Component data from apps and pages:
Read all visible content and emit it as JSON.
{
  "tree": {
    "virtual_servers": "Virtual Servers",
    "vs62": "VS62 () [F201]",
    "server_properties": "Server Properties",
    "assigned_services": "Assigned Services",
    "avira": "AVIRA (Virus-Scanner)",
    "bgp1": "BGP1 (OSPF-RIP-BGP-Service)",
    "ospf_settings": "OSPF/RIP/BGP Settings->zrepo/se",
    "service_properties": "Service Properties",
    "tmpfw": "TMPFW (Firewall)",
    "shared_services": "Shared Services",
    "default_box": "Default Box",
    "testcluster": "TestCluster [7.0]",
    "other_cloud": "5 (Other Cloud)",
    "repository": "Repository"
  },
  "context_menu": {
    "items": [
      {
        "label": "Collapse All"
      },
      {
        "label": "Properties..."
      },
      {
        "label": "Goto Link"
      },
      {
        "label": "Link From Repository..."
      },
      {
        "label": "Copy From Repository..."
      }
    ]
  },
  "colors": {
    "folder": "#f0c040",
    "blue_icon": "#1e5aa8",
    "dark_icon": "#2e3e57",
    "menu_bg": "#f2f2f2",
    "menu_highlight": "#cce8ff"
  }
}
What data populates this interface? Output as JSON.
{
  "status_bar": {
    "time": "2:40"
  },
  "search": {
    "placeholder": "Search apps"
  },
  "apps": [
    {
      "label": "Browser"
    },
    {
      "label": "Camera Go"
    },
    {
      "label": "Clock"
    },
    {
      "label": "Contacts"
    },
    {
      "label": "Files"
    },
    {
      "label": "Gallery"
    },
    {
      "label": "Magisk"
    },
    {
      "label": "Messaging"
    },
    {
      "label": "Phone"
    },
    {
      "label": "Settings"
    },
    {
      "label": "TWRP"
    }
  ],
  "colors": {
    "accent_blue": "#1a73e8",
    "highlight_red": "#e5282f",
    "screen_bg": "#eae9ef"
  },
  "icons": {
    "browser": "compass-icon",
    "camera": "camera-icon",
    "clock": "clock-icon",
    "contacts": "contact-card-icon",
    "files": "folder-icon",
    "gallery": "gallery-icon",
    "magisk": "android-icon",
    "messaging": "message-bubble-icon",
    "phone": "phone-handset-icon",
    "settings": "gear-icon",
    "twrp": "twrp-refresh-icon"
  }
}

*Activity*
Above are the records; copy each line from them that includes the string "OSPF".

*Written response*
    "bgp1": "BGP1 (OSPF-RIP-BGP-Service)",
    "ospf_settings": "OSPF/RIP/BGP Settings->zrepo/se",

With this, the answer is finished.